[Stored data]
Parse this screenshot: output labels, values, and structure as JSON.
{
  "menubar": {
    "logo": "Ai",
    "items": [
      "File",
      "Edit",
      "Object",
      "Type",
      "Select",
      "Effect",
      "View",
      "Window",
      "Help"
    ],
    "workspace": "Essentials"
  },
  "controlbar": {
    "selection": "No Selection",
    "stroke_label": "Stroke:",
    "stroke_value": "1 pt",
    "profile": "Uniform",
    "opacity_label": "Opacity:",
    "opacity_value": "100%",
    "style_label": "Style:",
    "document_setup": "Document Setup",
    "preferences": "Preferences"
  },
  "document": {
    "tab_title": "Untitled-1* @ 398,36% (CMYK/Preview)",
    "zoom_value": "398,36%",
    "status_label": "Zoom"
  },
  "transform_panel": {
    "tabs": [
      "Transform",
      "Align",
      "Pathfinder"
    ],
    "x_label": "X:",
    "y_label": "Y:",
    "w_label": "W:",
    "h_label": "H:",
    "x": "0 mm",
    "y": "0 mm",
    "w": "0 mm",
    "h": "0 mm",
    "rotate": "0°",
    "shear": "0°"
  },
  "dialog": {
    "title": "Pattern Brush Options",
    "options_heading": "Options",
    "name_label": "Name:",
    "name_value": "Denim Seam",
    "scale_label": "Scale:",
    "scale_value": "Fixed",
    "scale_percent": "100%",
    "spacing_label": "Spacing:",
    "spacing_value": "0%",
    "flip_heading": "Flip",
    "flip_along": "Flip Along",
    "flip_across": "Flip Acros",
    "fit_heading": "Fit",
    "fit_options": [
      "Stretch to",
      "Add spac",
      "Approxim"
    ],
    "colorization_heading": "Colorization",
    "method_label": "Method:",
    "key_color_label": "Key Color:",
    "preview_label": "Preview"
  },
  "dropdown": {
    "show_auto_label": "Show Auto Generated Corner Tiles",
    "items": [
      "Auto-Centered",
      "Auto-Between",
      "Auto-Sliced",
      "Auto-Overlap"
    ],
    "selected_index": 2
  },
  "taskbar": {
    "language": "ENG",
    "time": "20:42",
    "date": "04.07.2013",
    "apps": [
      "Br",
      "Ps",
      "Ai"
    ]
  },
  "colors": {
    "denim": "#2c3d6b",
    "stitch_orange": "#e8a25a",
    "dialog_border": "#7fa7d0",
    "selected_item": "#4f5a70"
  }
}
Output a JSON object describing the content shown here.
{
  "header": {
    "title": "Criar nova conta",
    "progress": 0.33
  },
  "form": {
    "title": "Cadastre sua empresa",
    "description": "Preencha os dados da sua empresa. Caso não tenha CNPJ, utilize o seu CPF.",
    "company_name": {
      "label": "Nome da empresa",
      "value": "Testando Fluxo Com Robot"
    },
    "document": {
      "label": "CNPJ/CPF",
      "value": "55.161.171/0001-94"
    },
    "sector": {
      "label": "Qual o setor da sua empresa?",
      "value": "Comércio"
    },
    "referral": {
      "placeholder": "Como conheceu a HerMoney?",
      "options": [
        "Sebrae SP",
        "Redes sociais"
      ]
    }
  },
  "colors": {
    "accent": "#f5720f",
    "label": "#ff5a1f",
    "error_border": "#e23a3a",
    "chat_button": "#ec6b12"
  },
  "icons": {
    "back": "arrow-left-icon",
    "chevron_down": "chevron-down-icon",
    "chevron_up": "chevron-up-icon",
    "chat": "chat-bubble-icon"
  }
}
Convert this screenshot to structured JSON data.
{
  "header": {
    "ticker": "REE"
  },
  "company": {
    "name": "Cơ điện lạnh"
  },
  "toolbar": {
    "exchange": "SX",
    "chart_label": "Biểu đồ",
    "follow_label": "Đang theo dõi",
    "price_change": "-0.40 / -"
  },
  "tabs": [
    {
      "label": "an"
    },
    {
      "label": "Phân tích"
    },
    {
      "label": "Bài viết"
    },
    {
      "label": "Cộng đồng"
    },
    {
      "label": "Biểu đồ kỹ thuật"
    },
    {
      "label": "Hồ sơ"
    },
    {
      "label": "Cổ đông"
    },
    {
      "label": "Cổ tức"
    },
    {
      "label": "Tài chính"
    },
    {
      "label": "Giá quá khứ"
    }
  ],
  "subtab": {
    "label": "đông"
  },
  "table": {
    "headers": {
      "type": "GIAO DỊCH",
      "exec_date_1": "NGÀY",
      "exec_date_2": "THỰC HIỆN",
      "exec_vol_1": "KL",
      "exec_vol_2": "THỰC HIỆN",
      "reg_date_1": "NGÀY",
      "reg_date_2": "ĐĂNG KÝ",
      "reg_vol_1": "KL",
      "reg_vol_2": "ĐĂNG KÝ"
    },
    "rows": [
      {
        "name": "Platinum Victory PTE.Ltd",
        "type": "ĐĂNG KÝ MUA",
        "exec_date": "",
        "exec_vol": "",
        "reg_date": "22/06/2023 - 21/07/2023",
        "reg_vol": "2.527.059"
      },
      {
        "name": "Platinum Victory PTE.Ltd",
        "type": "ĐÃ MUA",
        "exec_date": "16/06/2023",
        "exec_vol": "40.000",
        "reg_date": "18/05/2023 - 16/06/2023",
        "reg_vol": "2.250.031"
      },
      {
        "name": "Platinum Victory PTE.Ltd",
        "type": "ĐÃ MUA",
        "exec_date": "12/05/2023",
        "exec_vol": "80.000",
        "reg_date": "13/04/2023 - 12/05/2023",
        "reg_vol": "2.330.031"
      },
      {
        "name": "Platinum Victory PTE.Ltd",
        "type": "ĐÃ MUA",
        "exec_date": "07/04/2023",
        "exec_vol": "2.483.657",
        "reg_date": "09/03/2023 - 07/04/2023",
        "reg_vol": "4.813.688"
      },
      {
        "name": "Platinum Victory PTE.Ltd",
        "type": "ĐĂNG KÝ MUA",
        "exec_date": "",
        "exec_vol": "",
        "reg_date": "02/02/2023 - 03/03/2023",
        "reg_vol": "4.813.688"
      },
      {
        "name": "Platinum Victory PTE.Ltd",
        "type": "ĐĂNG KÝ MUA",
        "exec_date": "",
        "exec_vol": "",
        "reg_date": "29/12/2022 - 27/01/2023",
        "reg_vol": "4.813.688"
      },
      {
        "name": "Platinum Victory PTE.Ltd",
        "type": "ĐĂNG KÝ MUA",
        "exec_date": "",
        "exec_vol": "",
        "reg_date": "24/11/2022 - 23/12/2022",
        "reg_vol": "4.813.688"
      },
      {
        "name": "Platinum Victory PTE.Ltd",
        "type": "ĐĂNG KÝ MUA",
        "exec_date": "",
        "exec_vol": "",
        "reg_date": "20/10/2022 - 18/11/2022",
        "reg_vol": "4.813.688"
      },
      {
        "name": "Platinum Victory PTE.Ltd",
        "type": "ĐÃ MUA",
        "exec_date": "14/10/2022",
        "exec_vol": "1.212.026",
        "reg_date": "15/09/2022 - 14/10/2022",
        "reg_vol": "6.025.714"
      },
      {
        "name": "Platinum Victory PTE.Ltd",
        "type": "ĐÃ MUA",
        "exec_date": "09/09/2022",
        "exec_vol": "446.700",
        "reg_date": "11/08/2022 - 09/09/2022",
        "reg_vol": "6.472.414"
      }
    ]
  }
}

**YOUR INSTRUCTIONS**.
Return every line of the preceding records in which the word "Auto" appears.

**TASK SOLUTION**.
    "show_auto_label": "Show Auto Generated Corner Tiles",
      "Auto-Centered",
      "Auto-Between",
      "Auto-Sliced",
      "Auto-Overlap"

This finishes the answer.